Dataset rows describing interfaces
# # # # #

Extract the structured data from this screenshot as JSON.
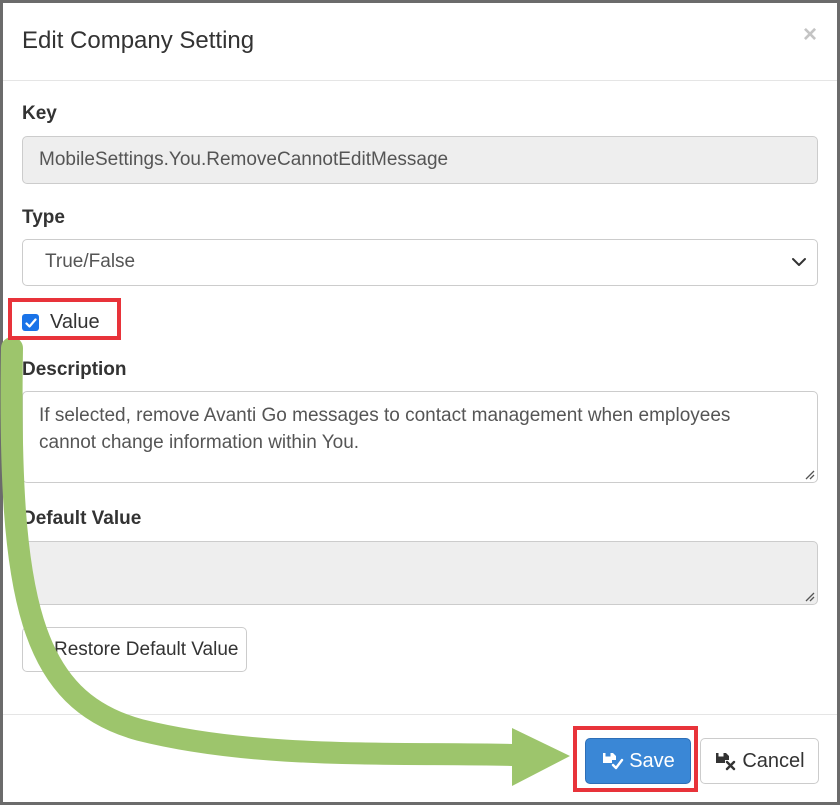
{
  "dialog": {
    "title": "Edit Company Setting",
    "close_label": "×"
  },
  "form": {
    "key": {
      "label": "Key",
      "value": "MobileSettings.You.RemoveCannotEditMessage"
    },
    "type": {
      "label": "Type",
      "selected": "True/False"
    },
    "value": {
      "label": "Value",
      "checked": true
    },
    "description": {
      "label": "Description",
      "line1": "If selected, remove Avanti Go messages to contact management when employees",
      "line2": "cannot change information within You."
    },
    "default_value": {
      "label": "Default Value",
      "value": ""
    },
    "restore_label": "Restore Default Value"
  },
  "footer": {
    "save_label": "Save",
    "cancel_label": "Cancel"
  },
  "colors": {
    "highlight": "#e8333a",
    "arrow": "#9dc56c",
    "primary": "#3a87d6"
  }
}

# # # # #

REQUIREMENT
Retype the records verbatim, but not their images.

ANSWER SPACE
Extract the structured data from this screenshot as JSON.
{
  "dialog": {
    "title": "Edit Company Setting",
    "close_label": "×"
  },
  "form": {
    "key": {
      "label": "Key",
      "value": "MobileSettings.You.RemoveCannotEditMessage"
    },
    "type": {
      "label": "Type",
      "selected": "True/False"
    },
    "value": {
      "label": "Value",
      "checked": true
    },
    "description": {
      "label": "Description",
      "line1": "If selected, remove Avanti Go messages to contact management when employees",
      "line2": "cannot change information within You."
    },
    "default_value": {
      "label": "Default Value",
      "value": ""
    },
    "restore_label": "Restore Default Value"
  },
  "footer": {
    "save_label": "Save",
    "cancel_label": "Cancel"
  },
  "colors": {
    "highlight": "#e8333a",
    "arrow": "#9dc56c",
    "primary": "#3a87d6"
  }
}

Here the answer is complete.